** YOUR GOAL **
Search term "Canadian": copy each line of the records that contains it.
--- START ---
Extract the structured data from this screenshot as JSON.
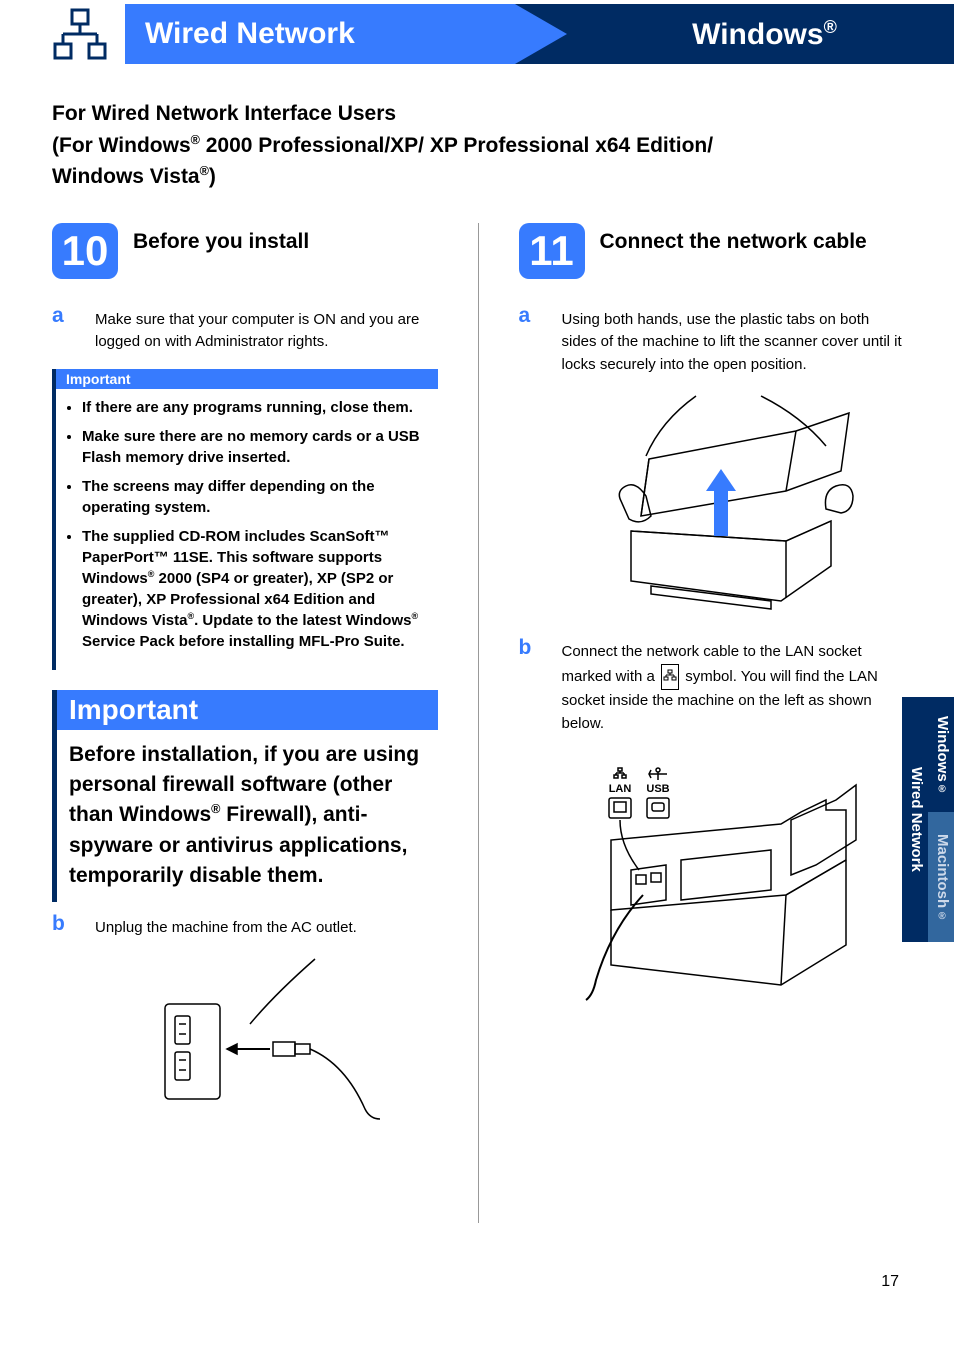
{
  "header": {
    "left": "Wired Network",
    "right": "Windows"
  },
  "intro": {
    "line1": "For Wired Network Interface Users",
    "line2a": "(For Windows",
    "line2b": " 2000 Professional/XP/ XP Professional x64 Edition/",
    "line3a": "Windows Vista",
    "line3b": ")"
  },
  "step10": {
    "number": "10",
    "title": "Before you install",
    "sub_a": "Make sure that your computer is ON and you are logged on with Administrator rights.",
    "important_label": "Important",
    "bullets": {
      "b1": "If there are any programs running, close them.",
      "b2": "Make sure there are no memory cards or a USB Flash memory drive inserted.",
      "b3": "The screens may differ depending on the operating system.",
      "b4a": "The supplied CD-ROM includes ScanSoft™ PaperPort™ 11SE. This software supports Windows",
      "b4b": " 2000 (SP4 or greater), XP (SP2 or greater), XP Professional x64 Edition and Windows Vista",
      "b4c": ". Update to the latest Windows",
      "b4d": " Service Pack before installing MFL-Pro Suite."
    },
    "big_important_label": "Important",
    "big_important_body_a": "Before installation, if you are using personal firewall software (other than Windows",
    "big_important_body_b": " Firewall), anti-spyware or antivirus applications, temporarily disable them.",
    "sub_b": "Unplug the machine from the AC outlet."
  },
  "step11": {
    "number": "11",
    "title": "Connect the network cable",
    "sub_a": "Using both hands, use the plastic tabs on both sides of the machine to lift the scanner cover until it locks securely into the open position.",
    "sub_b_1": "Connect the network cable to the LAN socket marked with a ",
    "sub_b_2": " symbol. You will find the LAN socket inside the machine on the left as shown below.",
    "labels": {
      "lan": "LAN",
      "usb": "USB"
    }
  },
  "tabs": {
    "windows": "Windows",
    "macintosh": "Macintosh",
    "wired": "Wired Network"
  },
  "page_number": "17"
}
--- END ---
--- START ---
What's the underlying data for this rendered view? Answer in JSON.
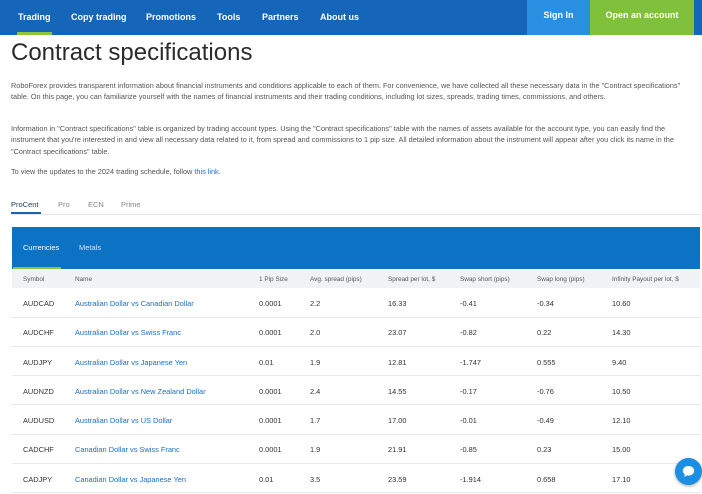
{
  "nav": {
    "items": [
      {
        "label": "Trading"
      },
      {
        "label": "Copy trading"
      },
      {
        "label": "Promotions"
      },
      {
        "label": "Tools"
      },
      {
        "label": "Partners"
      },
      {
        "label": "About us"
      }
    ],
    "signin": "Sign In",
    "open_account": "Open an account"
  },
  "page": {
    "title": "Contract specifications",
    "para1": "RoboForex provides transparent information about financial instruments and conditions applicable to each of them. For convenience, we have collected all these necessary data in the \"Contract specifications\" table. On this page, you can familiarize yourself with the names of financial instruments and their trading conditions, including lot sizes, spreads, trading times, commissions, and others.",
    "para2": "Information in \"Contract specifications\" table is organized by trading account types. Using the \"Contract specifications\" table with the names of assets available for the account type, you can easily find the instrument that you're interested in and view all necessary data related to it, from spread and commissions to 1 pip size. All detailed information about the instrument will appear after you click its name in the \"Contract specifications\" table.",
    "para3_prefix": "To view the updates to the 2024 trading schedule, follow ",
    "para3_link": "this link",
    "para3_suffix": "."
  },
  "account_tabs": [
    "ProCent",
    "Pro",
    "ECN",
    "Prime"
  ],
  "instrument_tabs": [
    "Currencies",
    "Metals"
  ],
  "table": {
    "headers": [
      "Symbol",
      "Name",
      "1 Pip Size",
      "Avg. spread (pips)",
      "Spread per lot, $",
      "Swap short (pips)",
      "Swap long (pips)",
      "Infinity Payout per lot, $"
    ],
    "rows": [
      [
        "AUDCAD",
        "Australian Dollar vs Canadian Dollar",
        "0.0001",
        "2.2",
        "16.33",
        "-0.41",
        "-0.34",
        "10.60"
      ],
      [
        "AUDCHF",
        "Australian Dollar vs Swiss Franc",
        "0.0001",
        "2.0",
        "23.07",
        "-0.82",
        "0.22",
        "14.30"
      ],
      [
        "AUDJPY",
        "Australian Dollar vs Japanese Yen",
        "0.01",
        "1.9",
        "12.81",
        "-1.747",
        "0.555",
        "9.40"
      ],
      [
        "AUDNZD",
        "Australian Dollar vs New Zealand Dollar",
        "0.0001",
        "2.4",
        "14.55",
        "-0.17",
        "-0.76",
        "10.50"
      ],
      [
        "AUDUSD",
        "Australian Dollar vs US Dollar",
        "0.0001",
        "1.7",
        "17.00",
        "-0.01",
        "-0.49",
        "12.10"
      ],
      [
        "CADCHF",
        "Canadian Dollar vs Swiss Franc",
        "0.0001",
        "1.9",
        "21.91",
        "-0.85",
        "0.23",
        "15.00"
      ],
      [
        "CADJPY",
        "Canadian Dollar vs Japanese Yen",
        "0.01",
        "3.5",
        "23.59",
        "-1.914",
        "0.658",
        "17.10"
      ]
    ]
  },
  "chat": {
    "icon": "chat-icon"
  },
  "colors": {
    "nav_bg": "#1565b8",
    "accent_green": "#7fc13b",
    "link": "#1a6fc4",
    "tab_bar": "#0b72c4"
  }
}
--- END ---
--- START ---
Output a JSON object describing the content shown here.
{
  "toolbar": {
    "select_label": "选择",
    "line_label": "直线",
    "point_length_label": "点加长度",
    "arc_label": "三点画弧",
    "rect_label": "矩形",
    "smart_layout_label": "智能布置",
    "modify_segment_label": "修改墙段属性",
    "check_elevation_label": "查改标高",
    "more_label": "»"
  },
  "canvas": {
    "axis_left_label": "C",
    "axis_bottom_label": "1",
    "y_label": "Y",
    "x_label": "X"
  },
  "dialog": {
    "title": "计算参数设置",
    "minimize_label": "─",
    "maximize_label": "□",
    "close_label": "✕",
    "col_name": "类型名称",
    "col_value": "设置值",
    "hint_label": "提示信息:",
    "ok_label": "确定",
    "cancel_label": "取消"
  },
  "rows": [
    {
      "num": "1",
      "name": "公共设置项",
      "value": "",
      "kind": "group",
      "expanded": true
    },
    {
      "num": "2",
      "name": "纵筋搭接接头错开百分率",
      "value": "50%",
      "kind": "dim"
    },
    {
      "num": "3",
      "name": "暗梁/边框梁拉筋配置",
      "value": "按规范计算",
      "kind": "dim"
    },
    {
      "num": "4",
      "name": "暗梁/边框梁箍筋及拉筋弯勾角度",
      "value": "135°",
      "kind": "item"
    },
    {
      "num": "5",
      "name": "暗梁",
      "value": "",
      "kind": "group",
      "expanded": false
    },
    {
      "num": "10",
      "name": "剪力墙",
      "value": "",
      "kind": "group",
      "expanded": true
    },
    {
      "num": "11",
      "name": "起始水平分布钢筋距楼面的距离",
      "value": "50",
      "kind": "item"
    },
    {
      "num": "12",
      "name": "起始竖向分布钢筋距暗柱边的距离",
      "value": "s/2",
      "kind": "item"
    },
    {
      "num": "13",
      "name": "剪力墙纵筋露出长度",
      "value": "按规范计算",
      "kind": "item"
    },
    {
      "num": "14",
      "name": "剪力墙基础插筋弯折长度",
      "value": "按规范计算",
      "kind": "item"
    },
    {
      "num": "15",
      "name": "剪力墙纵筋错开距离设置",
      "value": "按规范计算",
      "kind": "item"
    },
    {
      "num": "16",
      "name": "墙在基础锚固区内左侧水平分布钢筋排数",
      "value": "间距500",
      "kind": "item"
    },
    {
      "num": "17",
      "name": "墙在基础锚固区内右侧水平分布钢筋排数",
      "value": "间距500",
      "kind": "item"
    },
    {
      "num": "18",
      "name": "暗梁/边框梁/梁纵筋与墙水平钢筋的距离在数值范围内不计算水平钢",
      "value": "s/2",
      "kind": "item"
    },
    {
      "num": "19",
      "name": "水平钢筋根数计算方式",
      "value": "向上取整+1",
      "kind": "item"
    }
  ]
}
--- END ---
** TASK ANSWER **
        "Australian Dollar vs Canadian Dollar",
        "Canadian Dollar vs Swiss Franc",
        "Canadian Dollar vs Japanese Yen",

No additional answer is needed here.